One of the reasons WWII battlefields did not remain littered with vehicles for long was that, with the lone exception of the USA, all of the major warring powers made some official level of combat usage of captured enemy arms during WWII. The most formal was Germany’s Beutewaffe (literally, ‘booty’ or ‘loot’ weapon) effort, which encompassed everything from handguns to fighter aircraft with an official code in the Waffenamt system; for example FK-288(r) (the Soviet ZiS-3 anti-tank gun), SIGew-251(a) (the American M1 Garand rifle), and Sd.Kfz 735(i) (the Italian Fiat M13/40 tank). Captured gear was assembled at points called Sammelstelle and then shipped back from the front lines for disposition.
Germany’s V-2 ballistic missile was one of the most remarkable weapons of WWII, years ahead of it’s time. After the war, the US Army and civilian agencies fired captured examples for research, both military and scientific. Less well-known is that the US Navy fired one example off an aircraft carrier.
(A V-2 missile being launched by German forces during WWII, and aboard USS Midway after the war.)
The Bundesgrenzschutz (BGS / “Federal Border Guard”) was the first national-level armed service established in West Germany after WWII. It utilized a number of WWII items during the Cold War.
(New BGS troopers take their service oath in 1963.)
(BGS border troopers disembark from UH-1 Iroquois helicopters in 1976. The combination of stahlhelm helmets and hueys makes an interesting mixture of WWII and Vietnam War items.)

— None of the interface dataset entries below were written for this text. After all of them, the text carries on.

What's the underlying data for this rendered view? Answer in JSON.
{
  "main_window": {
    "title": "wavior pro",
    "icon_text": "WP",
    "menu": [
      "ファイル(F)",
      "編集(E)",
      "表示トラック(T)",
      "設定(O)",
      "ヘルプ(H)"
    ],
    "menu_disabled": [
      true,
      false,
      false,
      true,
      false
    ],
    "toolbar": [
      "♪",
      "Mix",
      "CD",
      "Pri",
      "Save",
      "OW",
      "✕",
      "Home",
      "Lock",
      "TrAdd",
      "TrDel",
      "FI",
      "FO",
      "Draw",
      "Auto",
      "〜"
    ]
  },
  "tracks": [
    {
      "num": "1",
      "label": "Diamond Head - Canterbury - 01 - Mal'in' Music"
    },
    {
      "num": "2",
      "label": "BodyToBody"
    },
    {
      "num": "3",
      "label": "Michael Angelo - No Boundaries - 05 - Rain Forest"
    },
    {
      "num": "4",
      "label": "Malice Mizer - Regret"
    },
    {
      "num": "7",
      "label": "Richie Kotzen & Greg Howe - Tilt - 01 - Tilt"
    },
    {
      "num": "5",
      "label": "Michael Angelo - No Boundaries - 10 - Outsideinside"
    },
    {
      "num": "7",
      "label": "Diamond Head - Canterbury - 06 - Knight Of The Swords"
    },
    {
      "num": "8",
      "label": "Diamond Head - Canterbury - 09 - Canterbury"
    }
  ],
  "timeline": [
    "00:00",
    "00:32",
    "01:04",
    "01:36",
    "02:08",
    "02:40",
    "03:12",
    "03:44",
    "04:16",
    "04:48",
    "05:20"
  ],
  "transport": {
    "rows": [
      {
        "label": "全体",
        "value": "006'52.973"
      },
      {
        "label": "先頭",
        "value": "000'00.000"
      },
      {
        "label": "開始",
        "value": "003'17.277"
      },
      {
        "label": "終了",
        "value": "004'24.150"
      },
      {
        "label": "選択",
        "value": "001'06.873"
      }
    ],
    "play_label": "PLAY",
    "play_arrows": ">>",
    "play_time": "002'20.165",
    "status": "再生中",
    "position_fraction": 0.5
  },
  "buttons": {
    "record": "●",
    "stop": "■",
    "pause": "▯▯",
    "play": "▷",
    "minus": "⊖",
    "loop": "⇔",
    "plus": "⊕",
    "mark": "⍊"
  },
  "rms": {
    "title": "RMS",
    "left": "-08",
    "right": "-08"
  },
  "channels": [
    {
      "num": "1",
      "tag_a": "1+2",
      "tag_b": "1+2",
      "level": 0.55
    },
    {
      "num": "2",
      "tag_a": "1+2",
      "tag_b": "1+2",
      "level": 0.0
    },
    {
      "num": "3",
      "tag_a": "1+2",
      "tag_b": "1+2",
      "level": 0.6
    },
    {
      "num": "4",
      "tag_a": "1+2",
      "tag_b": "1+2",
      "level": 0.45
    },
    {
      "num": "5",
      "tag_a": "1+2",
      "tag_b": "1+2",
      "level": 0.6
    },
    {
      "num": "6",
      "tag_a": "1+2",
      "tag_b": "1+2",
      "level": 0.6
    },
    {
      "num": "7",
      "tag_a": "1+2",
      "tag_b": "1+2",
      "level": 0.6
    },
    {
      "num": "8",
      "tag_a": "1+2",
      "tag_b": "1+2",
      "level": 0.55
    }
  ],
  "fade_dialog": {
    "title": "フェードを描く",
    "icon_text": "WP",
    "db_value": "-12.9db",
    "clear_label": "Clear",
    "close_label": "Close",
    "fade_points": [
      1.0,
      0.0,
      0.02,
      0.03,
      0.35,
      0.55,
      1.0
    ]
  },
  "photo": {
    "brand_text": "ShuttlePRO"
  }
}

In 1945, the Allies decreed that any future German nation would be permanently disarmed. During the 1945-1949 occupation, the three western Allies (UK, France, and the USA) did not allow anything more than local police armed with light small arms. West German sovereignty was restored in 1949. In May 1950, the Allied Joint Chiefs Of Staff proposed a West German armed force of 5,000 men to patrol the new nation’s borders. In January 1951 Konrad Adenauer, the first postwar Chancellor, ordered the formation of a 10,000 man armed border guard to be placed under civil control of the Interior Ministry. On 16 March 1951 the Bundesgrenzshutz officially came into existence.